Personality Traits May Predict Medical School Success
Extraversion, openness and conscientiousness predict higher grades and staying in school
WEDNESDAY, Dec. 16 (HealthDay News) -- During medical school, personality traits such as extraversion, openness and conscientiousness are increasingly predictive of academic success, according to a study in the November issue of the Journal of Applied Psychology.
Filip Lievens, Ph.D., of Ghent University in Belgium, and colleagues assessed five personality dimensions, including neuroticism, extraversion, openness, agreeableness and conscientiousness, in Belgium's entire 1997 cohort of medical students, and followed the subjects for seven years.
Over time, the researchers found that measures of extraversion, openness, agreeableness and conscientiousness were increasingly predictive of grade point averages. They also found that early attrition was associated with poor grades, low conscientiousness and high openness. In addition, later attrition was associated with lower conscientiousness as well as agreeableness.
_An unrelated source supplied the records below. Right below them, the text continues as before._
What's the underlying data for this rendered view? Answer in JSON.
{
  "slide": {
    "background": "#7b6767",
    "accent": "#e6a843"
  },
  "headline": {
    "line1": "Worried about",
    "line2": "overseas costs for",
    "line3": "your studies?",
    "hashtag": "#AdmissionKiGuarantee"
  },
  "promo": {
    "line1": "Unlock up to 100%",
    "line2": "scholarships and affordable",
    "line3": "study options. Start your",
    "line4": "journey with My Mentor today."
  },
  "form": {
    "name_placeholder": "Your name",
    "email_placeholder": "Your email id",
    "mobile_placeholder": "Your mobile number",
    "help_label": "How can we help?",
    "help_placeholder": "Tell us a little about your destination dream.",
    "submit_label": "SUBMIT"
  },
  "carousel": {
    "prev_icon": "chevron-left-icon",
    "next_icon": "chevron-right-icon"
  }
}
"Virtually constant, negligible validities were found for neuroticism," the authors write. "Conscientiousness, perhaps more so than any other personality trait, is an increasing asset for medical students during their education."